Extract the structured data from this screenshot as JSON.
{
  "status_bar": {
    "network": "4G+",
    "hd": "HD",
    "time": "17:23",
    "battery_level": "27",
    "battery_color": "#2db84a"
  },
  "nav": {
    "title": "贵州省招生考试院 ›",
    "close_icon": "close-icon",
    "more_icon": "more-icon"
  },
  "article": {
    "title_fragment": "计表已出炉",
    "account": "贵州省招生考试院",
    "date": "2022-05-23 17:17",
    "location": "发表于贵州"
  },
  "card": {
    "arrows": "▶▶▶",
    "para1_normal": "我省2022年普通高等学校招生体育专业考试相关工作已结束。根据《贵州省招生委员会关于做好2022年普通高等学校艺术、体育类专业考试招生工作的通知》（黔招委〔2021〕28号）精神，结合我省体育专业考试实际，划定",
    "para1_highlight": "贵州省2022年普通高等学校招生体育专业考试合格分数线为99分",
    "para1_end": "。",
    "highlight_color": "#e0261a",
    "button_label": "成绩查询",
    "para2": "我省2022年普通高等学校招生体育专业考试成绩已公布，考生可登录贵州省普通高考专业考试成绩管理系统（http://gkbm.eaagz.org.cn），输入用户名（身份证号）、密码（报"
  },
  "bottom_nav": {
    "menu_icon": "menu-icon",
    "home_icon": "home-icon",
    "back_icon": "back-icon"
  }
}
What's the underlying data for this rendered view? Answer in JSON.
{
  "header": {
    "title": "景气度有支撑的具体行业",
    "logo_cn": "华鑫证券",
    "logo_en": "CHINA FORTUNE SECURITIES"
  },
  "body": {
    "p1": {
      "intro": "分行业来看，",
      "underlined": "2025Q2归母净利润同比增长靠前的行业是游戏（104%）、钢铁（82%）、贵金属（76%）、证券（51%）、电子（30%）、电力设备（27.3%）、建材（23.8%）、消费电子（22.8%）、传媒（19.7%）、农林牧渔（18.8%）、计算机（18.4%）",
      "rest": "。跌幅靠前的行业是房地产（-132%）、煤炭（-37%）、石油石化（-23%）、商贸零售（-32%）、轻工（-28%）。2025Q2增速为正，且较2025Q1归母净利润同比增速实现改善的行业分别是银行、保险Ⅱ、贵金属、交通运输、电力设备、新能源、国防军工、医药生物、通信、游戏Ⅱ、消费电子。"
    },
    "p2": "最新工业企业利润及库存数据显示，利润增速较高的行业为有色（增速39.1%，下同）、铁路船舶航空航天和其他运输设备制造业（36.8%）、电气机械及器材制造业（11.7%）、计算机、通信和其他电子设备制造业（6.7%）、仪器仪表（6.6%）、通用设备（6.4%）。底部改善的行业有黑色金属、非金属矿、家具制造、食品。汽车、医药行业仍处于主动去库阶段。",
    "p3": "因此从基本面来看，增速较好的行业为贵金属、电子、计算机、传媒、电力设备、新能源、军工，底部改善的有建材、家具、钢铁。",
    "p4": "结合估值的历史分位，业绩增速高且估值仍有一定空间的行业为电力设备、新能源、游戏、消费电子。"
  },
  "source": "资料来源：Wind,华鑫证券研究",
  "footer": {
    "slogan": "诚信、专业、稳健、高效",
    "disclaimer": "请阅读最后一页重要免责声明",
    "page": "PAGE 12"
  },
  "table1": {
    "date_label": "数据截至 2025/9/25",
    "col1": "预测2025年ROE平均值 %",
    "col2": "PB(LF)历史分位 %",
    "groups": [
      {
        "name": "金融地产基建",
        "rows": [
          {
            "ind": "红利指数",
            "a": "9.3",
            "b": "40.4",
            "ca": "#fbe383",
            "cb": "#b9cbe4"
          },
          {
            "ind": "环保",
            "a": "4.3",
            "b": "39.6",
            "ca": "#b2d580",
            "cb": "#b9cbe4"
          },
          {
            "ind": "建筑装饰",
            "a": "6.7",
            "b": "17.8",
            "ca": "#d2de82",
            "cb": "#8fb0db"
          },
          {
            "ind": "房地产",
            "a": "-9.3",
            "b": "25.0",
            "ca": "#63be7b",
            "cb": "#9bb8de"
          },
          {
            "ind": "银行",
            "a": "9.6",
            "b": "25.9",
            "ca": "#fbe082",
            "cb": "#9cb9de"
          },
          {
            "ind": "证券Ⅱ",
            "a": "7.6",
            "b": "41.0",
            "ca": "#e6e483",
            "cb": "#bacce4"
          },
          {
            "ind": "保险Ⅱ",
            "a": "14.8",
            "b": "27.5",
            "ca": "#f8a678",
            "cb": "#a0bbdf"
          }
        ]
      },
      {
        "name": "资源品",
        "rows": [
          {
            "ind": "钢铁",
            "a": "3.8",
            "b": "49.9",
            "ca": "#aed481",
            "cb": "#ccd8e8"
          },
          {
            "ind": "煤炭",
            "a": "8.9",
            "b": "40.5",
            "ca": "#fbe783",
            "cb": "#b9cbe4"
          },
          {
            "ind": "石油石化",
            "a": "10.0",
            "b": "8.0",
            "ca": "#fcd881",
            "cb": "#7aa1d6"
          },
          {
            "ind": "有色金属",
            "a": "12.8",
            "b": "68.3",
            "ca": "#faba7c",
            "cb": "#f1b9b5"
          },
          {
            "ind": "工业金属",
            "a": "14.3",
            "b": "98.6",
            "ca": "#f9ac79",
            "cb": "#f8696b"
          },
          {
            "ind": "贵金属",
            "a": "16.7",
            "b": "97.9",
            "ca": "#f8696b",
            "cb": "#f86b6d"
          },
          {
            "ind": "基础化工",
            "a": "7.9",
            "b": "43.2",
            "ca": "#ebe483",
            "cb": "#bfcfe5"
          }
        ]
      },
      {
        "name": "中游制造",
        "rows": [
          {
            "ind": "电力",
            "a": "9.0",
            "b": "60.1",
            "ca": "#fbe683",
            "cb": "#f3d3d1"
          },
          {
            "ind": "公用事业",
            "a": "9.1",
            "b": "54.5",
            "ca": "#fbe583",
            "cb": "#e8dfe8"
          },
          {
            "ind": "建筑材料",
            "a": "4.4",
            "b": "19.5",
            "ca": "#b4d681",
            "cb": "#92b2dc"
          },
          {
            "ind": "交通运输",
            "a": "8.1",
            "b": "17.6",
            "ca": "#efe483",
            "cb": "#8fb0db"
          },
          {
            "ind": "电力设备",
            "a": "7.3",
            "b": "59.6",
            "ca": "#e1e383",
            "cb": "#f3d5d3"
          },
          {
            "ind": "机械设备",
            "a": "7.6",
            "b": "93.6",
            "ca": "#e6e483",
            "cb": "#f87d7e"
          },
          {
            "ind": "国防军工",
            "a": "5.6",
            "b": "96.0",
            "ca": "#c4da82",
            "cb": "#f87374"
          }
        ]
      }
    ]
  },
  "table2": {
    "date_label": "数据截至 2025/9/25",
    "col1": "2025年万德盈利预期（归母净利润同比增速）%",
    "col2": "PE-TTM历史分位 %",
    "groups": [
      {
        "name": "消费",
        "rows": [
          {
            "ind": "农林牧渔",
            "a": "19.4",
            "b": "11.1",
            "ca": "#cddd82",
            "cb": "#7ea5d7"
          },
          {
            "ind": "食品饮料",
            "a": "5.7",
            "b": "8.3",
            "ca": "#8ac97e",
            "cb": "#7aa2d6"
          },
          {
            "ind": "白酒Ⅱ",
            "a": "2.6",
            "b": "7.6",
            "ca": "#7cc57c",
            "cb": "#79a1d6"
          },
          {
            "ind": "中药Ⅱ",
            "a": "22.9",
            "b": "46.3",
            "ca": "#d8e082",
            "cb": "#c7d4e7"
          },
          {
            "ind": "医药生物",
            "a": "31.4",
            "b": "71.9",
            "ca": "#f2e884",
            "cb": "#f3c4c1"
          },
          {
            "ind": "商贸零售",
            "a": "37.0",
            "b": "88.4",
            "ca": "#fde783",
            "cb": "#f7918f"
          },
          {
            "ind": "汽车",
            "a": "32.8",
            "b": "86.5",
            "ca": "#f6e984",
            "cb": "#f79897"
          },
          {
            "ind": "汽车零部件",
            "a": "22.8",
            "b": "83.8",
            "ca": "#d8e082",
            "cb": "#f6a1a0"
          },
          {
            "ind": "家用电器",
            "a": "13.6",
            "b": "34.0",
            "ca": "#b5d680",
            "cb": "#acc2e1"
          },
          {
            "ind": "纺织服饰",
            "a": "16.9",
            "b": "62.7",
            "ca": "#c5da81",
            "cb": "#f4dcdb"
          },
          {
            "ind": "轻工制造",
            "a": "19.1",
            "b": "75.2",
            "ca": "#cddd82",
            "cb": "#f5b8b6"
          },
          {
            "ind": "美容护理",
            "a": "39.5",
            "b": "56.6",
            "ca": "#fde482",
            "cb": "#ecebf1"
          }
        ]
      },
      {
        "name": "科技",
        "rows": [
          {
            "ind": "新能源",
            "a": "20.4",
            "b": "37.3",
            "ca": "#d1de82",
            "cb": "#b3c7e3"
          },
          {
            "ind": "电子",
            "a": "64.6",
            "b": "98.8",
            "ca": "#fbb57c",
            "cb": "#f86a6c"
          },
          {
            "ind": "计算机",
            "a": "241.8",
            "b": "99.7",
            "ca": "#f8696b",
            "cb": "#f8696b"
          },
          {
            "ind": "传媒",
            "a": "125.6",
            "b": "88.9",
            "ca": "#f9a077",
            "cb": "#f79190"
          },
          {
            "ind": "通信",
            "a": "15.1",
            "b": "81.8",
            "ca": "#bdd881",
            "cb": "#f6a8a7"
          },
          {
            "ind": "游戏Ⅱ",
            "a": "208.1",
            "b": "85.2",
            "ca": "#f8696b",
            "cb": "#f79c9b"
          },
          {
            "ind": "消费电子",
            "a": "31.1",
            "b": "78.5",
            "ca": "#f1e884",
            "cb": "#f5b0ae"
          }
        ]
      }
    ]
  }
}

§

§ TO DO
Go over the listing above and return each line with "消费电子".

§ ANSWER SECTION
      "underlined": "2025Q2归母净利润同比增长靠前的行业是游戏（104%）、钢铁（82%）、贵金属（76%）、证券（51%）、电子（30%）、电力设备（27.3%）、建材（23.8%）、消费电子（22.8%）、传媒（19.7%）、农林牧渔（18.8%）、计算机（18.4%）",
      "rest": "。跌幅靠前的行业是房地产（-132%）、煤炭（-37%）、石油石化（-23%）、商贸零售（-32%）、轻工（-28%）。2025Q2增速为正，且较2025Q1归母净利润同比增速实现改善的行业分别是银行、保险Ⅱ、贵金属、交通运输、电力设备、新能源、国防军工、医药生物、通信、游戏Ⅱ、消费电子。"
    "p4": "结合估值的历史分位，业绩增速高且估值仍有一定空间的行业为电力设备、新能源、游戏、消费电子。"
            "ind": "消费电子",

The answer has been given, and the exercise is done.